I’ve heard this a couple of times already.
A founder has an idea for a new product.
And as it so happens, there’s an open source software that does 80% of the job already.
Let’s just use [project YXZ], modify it and style it in a different color.
Over my 15+ years in software development I’ve seen several of these approaches work.
And some failed.
In this post I describe the lessons I learned working with clients (for 12+ years), and why most assumptions fall short in reality.
Your co-founder / boss found this open-source software, where you can just “Build it on top of it” and thus save time.
And there are some examples where this actually works.
There’s this messaging system based on matrix, which is used in Germany.
Let’s have a look at their cost:
it’s a continuum, between framework and final product.
- Generic: Called “framework”. Made to have projects build on top of it.
- Toolkit: Domain components and prepared. It doesn’t work out of the box, but saves time
- Built-out: A final open-source product that you now have to modify.
That’s just a general rule of software development.
The beginning is fast and easy.
Once dependencies and more features come, every change takes more time.
MVP: probably won’t work.
I have a friend who built on top of an existing software. Yes, he got a lot of functionality out of the box, and the initial demo was great. But then he got stuck in much more development that he previously thought.
I talked to him, this is what he said:
Demo stage: maybe! But then you could also use a no-code system or just make up a video like dropbox.
Good cases: as a plugin, which follows a certain interface? Or a theme? Or an extension?

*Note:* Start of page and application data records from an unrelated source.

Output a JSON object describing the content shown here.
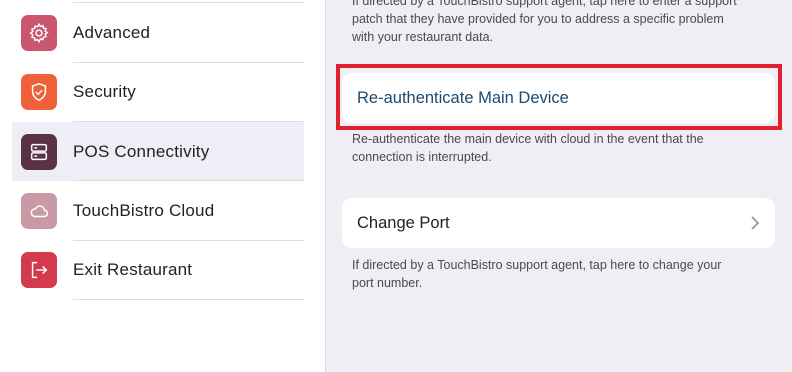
{
  "sidebar": {
    "items": [
      {
        "label": "Advanced",
        "icon": "gear-icon",
        "color": "#c9566d"
      },
      {
        "label": "Security",
        "icon": "shield-icon",
        "color": "#f0613a"
      },
      {
        "label": "POS Connectivity",
        "icon": "server-icon",
        "color": "#5a3246",
        "selected": true
      },
      {
        "label": "TouchBistro Cloud",
        "icon": "cloud-icon",
        "color": "#c99aa6"
      },
      {
        "label": "Exit Restaurant",
        "icon": "exit-icon",
        "color": "#d43a4e"
      }
    ]
  },
  "main": {
    "top_desc_line1": "If directed by a TouchBistro support agent, tap here to enter a support",
    "top_desc_line2": "patch that they have provided for you to address a specific problem",
    "top_desc_line3": "with your restaurant data.",
    "reauth": {
      "label": "Re-authenticate Main Device",
      "desc_line1": "Re-authenticate the main device with cloud in the event that the",
      "desc_line2": "connection is interrupted."
    },
    "change_port": {
      "label": "Change Port",
      "desc_line1": "If directed by a TouchBistro support agent, tap here to change your",
      "desc_line2": "port number."
    }
  },
  "colors": {
    "accent_link": "#1d4a6e",
    "highlight_border": "#e0202e",
    "panel_bg": "#f0eef5"
  }
}
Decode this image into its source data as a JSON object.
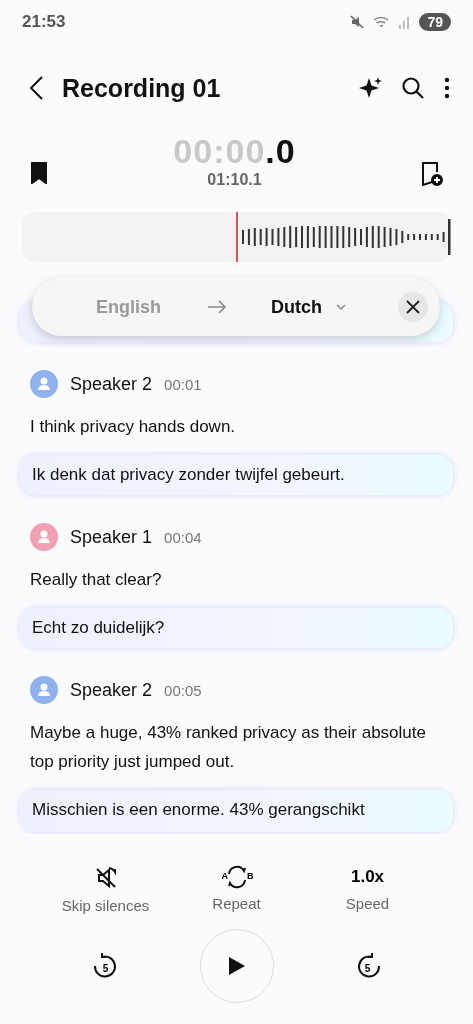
{
  "status_bar": {
    "time": "21:53",
    "battery": "79"
  },
  "header": {
    "title": "Recording 01"
  },
  "player": {
    "position_main": "00:00",
    "position_tenths": ".0",
    "duration": "01:10.1",
    "bookmarked": true
  },
  "translation_bar": {
    "from": "English",
    "to": "Dutch"
  },
  "transcript": [
    {
      "speaker": "Speaker 2",
      "time": "00:01",
      "color": "#8fb1ee",
      "text": "I think privacy hands down.",
      "translation": "Ik denk dat privacy zonder twijfel gebeurt."
    },
    {
      "speaker": "Speaker 1",
      "time": "00:04",
      "color": "#f2a0b4",
      "text": "Really that clear?",
      "translation": "Echt zo duidelijk?"
    },
    {
      "speaker": "Speaker 2",
      "time": "00:05",
      "color": "#8fb1ee",
      "text": "Maybe a huge, 43% ranked privacy as their absolute top priority just jumped out.",
      "translation": "Misschien is een enorme. 43% gerangschikt"
    }
  ],
  "controls": [
    {
      "kind": "skip",
      "label": "Skip silences"
    },
    {
      "kind": "repeat",
      "label": "Repeat",
      "marks": [
        "A",
        "B"
      ]
    },
    {
      "kind": "speed",
      "label": "Speed",
      "value": "1.0x"
    }
  ],
  "transport": {
    "rewind": "5",
    "forward": "5"
  }
}
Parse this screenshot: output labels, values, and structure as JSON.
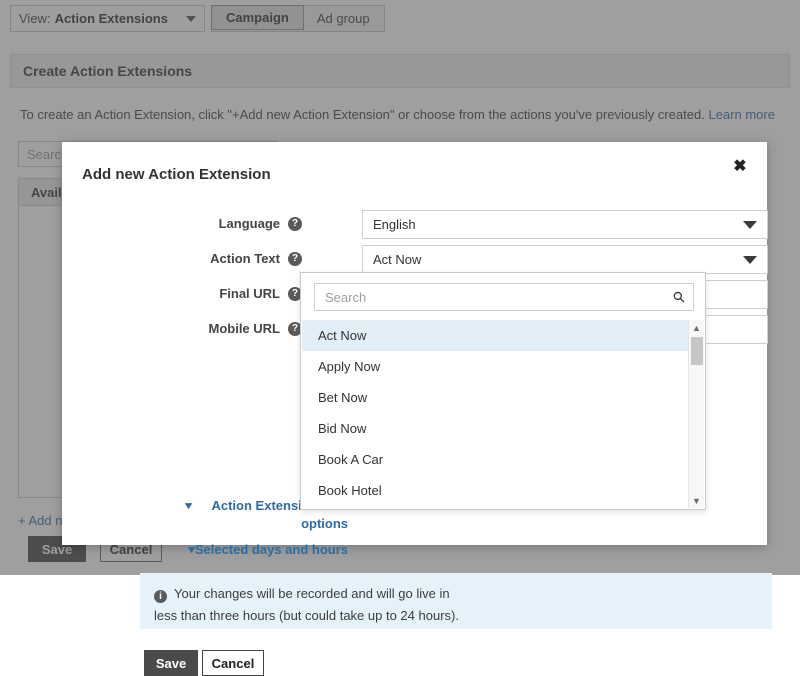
{
  "topbar": {
    "view_label": "View:",
    "view_value": "Action Extensions",
    "caret_icon": "chevron-down-icon",
    "segments": [
      {
        "label": "Campaign",
        "active": true
      },
      {
        "label": "Ad group",
        "active": false
      }
    ]
  },
  "page": {
    "section_title": "Create Action Extensions",
    "intro_text": "To create an Action Extension, click \"+Add new Action Extension\" or choose from the actions you've previously created.",
    "intro_link": "Learn more",
    "search_placeholder": "Search",
    "table_header": "Available",
    "add_new_link": "+ Add new Action Extension",
    "save_label": "Save",
    "cancel_label": "Cancel"
  },
  "modal": {
    "title": "Add new Action Extension",
    "close_icon": "close-icon",
    "fields": [
      {
        "label": "Language",
        "help_icon": "help-icon",
        "value": "English",
        "type": "select"
      },
      {
        "label": "Action Text",
        "help_icon": "help-icon",
        "value": "Act Now",
        "type": "select"
      },
      {
        "label": "Final URL",
        "help_icon": "help-icon",
        "value": "",
        "type": "text"
      },
      {
        "label": "Mobile URL",
        "help_icon": "help-icon",
        "value": "",
        "type": "text"
      }
    ],
    "collapse_url_label": "Action Extension URL options",
    "collapse_days_label": "Selected days and hours",
    "chevron_icon": "chevron-down-icon",
    "info_icon": "info-icon",
    "info_line1": "Your changes will be recorded and will go live in",
    "info_line2": "less than three hours (but could take up to 24 hours).",
    "save_label": "Save",
    "cancel_label": "Cancel"
  },
  "dropdown": {
    "search_placeholder": "Search",
    "search_value": "",
    "search_icon": "search-icon",
    "scroll_up_icon": "chevron-up-icon",
    "scroll_down_icon": "chevron-down-icon",
    "options": [
      {
        "label": "Act Now",
        "selected": true
      },
      {
        "label": "Apply Now",
        "selected": false
      },
      {
        "label": "Bet Now",
        "selected": false
      },
      {
        "label": "Bid Now",
        "selected": false
      },
      {
        "label": "Book A Car",
        "selected": false
      },
      {
        "label": "Book Hotel",
        "selected": false
      }
    ]
  },
  "colors": {
    "accent_link": "#2d6ca3",
    "selected_row": "#e3eff8",
    "info_bg": "#e6f2fa",
    "button_dark": "#4a4a4a"
  }
}
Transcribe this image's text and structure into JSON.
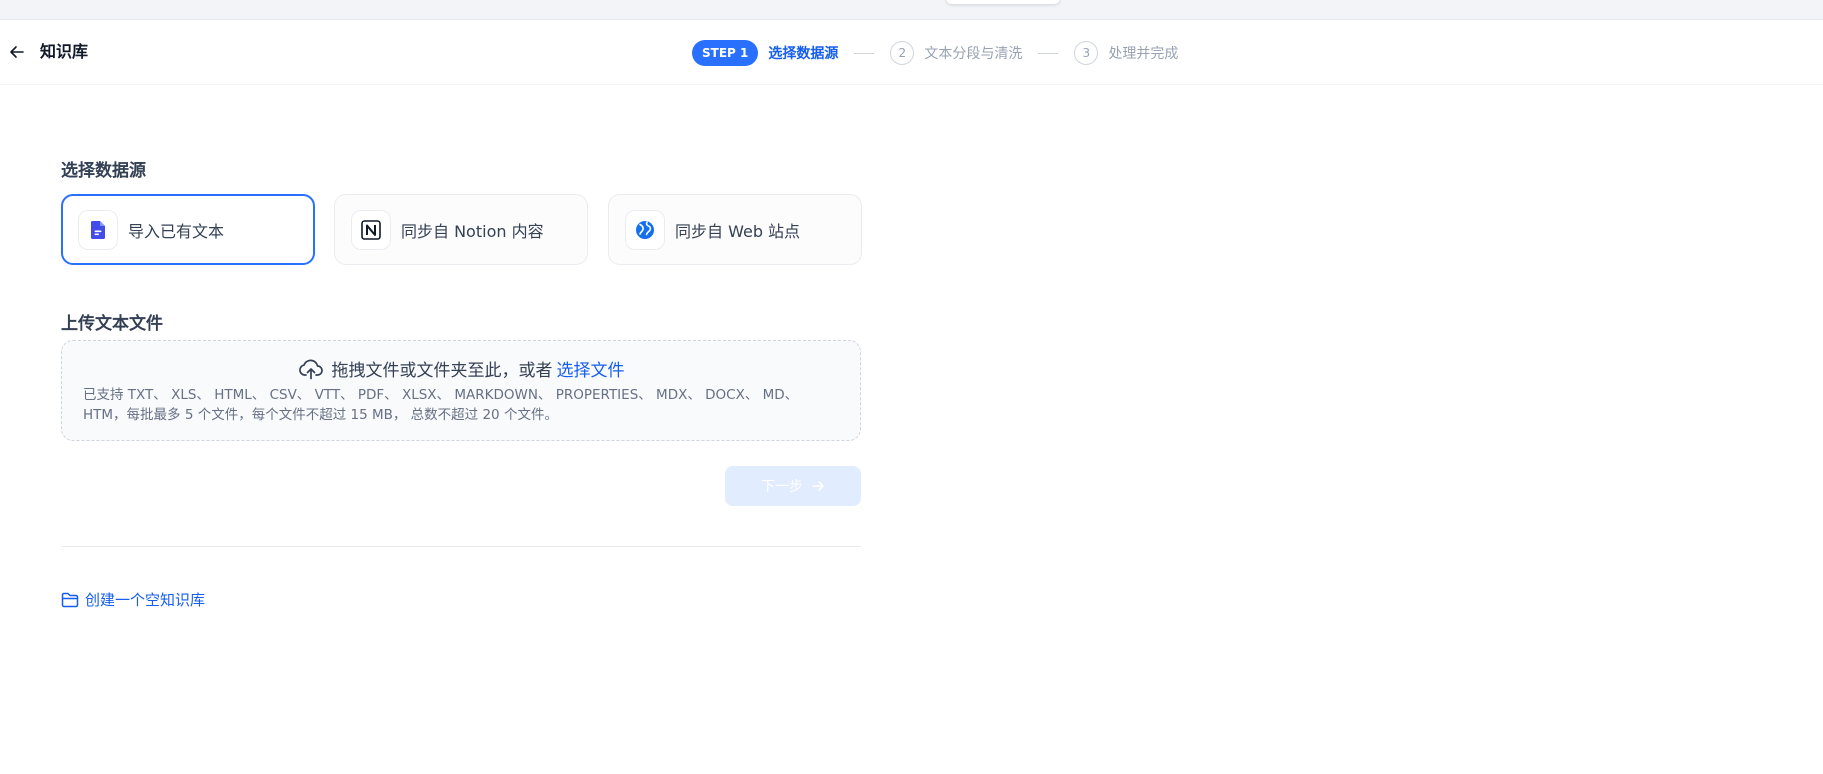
{
  "header": {
    "title": "知识库",
    "back_icon": "arrow-left-icon"
  },
  "steps": {
    "active_badge": "STEP 1",
    "active_label": "选择数据源",
    "items": [
      {
        "number": "2",
        "label": "文本分段与清洗"
      },
      {
        "number": "3",
        "label": "处理并完成"
      }
    ]
  },
  "source": {
    "title": "选择数据源",
    "cards": [
      {
        "label": "导入已有文本",
        "icon": "file-icon"
      },
      {
        "label": "同步自 Notion 内容",
        "icon": "notion-icon"
      },
      {
        "label": "同步自 Web 站点",
        "icon": "globe-icon"
      }
    ]
  },
  "upload": {
    "title": "上传文本文件",
    "drop_text": "拖拽文件或文件夹至此，或者",
    "select_link": "选择文件",
    "hint": "已支持 TXT、 XLS、 HTML、 CSV、 VTT、 PDF、 XLSX、 MARKDOWN、 PROPERTIES、 MDX、 DOCX、 MD、 HTM，每批最多 5 个文件，每个文件不超过 15 MB， 总数不超过 20 个文件。"
  },
  "actions": {
    "next_label": "下一步"
  },
  "footer": {
    "create_empty_label": "创建一个空知识库"
  },
  "colors": {
    "accent": "#2970ff",
    "link": "#155eef",
    "disabled_button": "#e1ecff"
  }
}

Bad cases: Overwriting existing code.
Punchline: if you do this internally as a toolkit in your company, it can work really well.